Sony may've parted ways with Ericsson but they still seem to hang out at some of the places they used to go together. One thing's for sure, the Xperia go won't mind being around the Xperia active, even if it finds itself under the occasional meter of water.
So, it's a phone that's supposed to make a living off the beaten track, but the Xperia go plays it safe by following closely in the Xperia active's footsteps. Sony have given it a bigger screen and two processor cores and that's as solid an upgrade as any. They've done well to change the styling too, in line with the new NXT series design language.
The Xperia go feels less sporty and muscular than its predecessor but we think it's one of the better-looking durable phones you can get. The solid single-color-body with no flashy accents is perhaps a bit too conservative but we don't mind at all. The Xperia go belongs in a backpack but wouldn't be out of place in an office either.
It's a rugged little handset that will appeal to urban and wilderness adventurers alike. Accordingly, it has some relevant apps preinstalled - like a compass and a torch. There're some fitness applications too in a featured homescreen folder but they're not what we would call a decider. All the apps are available on the PlayStore. There's nothing exclusive about them, any Android phone can have them.
The Xperia go doesn't support ANT+ either. ANT+ is the wireless pairing protocol to use mostly with fitness and health-monitoring devices. The technology was favored by Sony Ericsson but not Sony, obviously. This isn't such bad news though, not as bad, at least, as the absence of some value-adding accessories in the box. The Sony Ericsson Xperia active used to ship with a wrist strap and an arm case, which the Xperia go only offers in the "Sports Edition" version.
This should be enough, comparison-wise. One last thing to note though: there's no difference in the level of water and dust resistance between the two generations. Both the Sony Ericsson Xperia active and the Sony Xperia go are IP67 certified and both have wet-finger tracking for that texting in the rain or with sweaty fingers. That's the main reason why we decided not to put the Xperia go in the fish tank. Torture testing was out of the question - and skinny dipping doesn't quite qualify. And it wouldn't have told us anything new.
Anyway, the Sony Xperia go's water resistance hardly needs much further proof, and we think it's built well enough to take a few knocks on top of the usual wear and tear. The important thing here is that, while the IP67 certification for dust and water resistance is a key selling point, the phone sales will not be solely driven by its rugged credentials.
The design is rather mainstream to begin with, which is by no means a bad thing.

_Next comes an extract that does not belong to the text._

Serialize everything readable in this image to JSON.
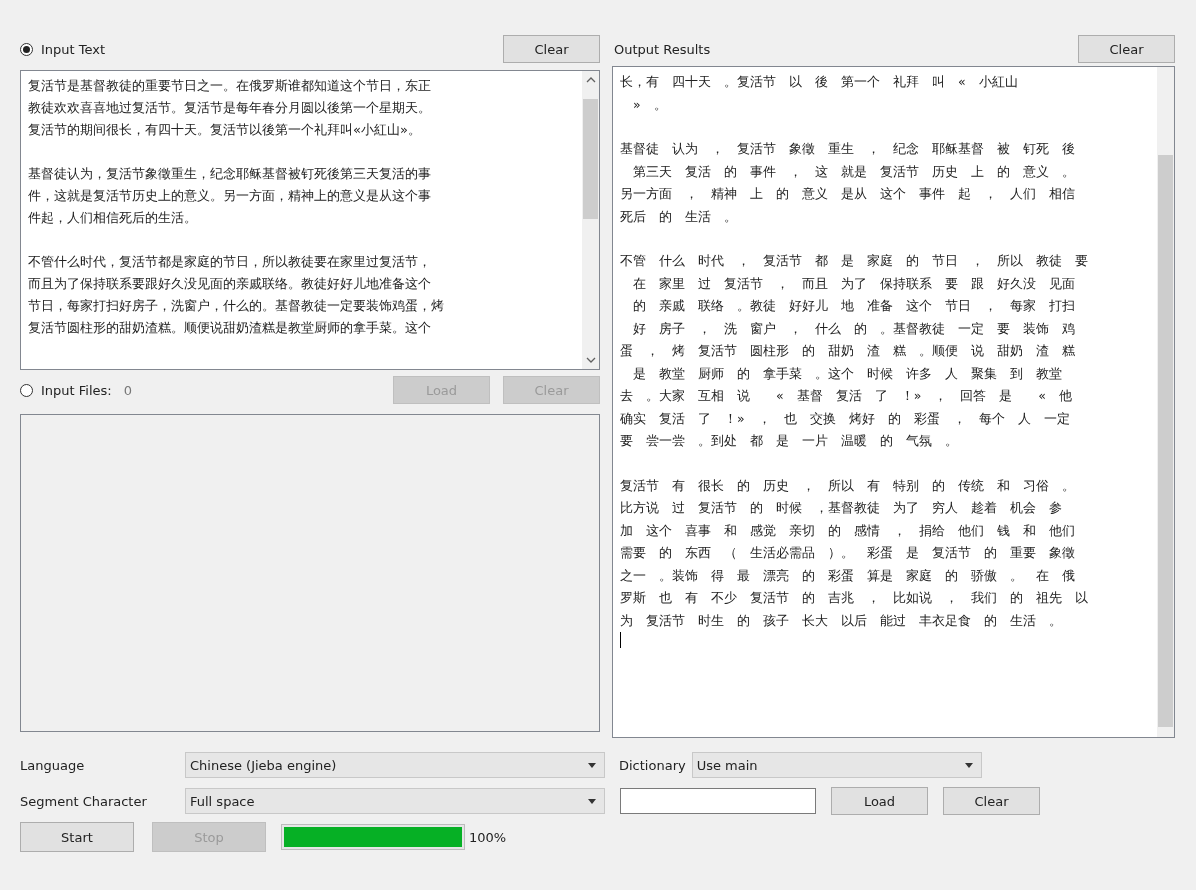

Then, the microSIM to regular SIM adapter shows good thinking - the Xperia go will probably be in high demand as a back-up device for outings.
Overall, it's a bit of a niche alternative of the Xperia sola and the Xperia U. Both have the exact same chipset, similar design, but better displays. The Xperia U has a cap on the storage but is probably the cheapest dual-core smartphone on the market. Speaking of which, the Xperia Go is more expensive than both the sola and the Xperia U, but not by much.
The Panasonic Eluga DL1 is the only other rugged smartphone powered by a dual-core processor. It's IP57-certified, which is a notch below the Xperia go's level of dust protection with the same degree of water resistance. The Eluga DL1 has a 4.3" OLED screen of qHD resolution and an 8 MP camera, which drive the price up and the phone isn't as readily available as the Xperia go.
Traditionally well placed in the rugged smartphone market, Motorola have what's currently the cheapest tough phone. The DEFY mini costs about 125 euro and obviously fails to match the Xperia go. The mini has a smaller screen, a measly single-core processor and inferior stills and video. For around 180 euro you could opt for a single-core DEFY+, which boasts a much better 3.7" FWVGA screen and a 5MP camera.
So, the Xperia go has few real rivals: rugged smartphones are gaining popularity but you wouldn't say the niche is too crowded yet. Sony have done well to position themselves on that market and it doesn't look like it has cost them a fortune to build the Xperia go. It can appeal to both urban users who wouldn't mind an extra level of protection against the elements and those who embrace an active, outdoor lifestyle. What they need is a phone that will survive a splash, not make one.